Monday, January 3, 2011

Things I Won't Miss About Christmas

I miss my Christmas tree and many of the beautiful Christmas decorations. But here are some that I can do without - not only this year but forever. I had planned to take pictures of several others in the same category, but before I could take the pictures, the owners turned them off after Christmas day - fortunately!

Saturday, January 1, 2011

Let God Be God!

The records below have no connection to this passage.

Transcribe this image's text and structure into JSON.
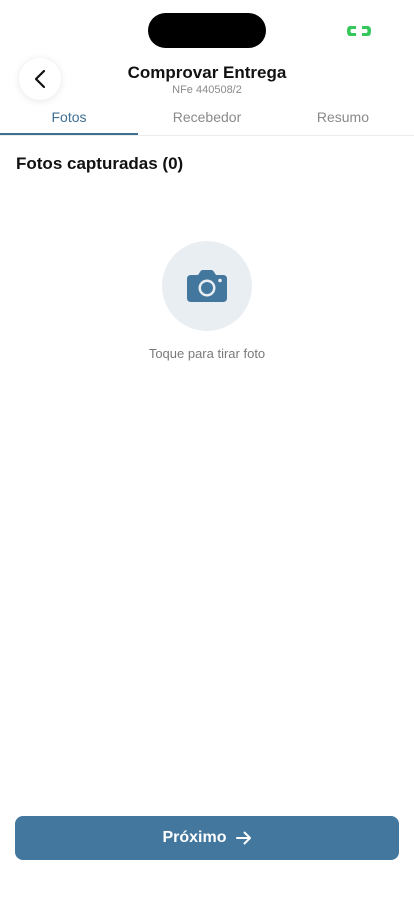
{
  "header": {
    "title": "Comprovar Entrega",
    "subtitle": "NFe 440508/2"
  },
  "tabs": [
    {
      "label": "Fotos",
      "active": true
    },
    {
      "label": "Recebedor",
      "active": false
    },
    {
      "label": "Resumo",
      "active": false
    }
  ],
  "photos": {
    "section_title": "Fotos capturadas (0)",
    "hint": "Toque para tirar foto"
  },
  "footer": {
    "next_label": "Próximo"
  },
  "icons": {
    "back": "chevron-left-icon",
    "camera": "camera-icon",
    "next": "arrow-right-icon",
    "status": "status-indicator-icon"
  },
  "colors": {
    "accent": "#43779d",
    "tab_active": "#3f6f93",
    "camera_bg": "#e9eef3",
    "status_green": "#34c759"
  }
}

I do enjoy reading most Christmas letters, especially those from people that we seldom see throughout the year. It is a great way to catch up on what is happening in their lives and in the lives of their family. This year there was one letter that really touched my heart. It came from my cousin Nancy who lives in Wisconsin. She is part of the Kauffman family that has included many who have enjoyed writing. Nancy's brother had a book published. My grandfather H. A. Kauffman wrote many sermons and devotionals and my father, like me, worked for numerous newspapers. So I am not surprised that Nancy has expressed herself so well and it has touched me. It is obvious that she has a vibrant Christian faith and testimony. The love of Christ flows through her. I thought that as we begin a new year that I should share some of her thoughts with you. She starts her letter by sharing that she and her husband are right in the middle of the sandwich generation. She says that "most people associate that term with the many pressures of meeting the needs of those older and younger. The challenges ARE many and great. Our faith is being challenged and stretched." Nancy and her husband are right "in the sandwich" at present, caring for serious needs of those older and younger. I suddenly realized that my wife and I are no longer "the meat" of the sandwich but have now become one piece of bread in that sandwich. My how times change. Anyway, after sharing the conditions of her aging parents she says "Does God carry His own all the way to their old age? Does God not yet do immeasurably more than we ask or imagine? Is. 46:4, Eph. 3:20. Oh, He does. He does!" After sharing how God has blessed their family through many challenges she concludes. "And All year long, we have seen GOD BE GOD for our parents and for us and for (our children) and our hearts are grateful, So what are we of the sandwich generation finding? We are finding ourselves in the BONUS YEARS as we are getting to see the BONUS-BLESSINGS of God's limitless care and creativity at meeting ALL our needs from 1 year olds to almost 92 year olds. The intensified pressures are only fortifying and strengthening our love and trust for our God as we are seeing Him do what ONLY He can. We are finding by experience that every word that proceeds out of the mouth of God is TRUE for the generation ahead of us, as well as for our generation, as well as for the generations following us ... that He has His special needed-manna for our parents, as well as for us, as well as for our children. We are seeing Him BE GOD for our parents, GOD for us, GOD for our children, and now, coming into view, we have greater confidence that He will be GOD for our grandchildren ... just as He said He would show Himself to be. May He BE GOD to you and for you ... just as He promised to those who follow Him by faith even as Abraham, the father of our faith, did. For God Himself has said, I will be your God, and the God of your descendants after you. Genesis 17:7" Wow, thank you Nancy. I needed that. What a challenge and comfort for the coming year! All that I can add is Amen and Amen!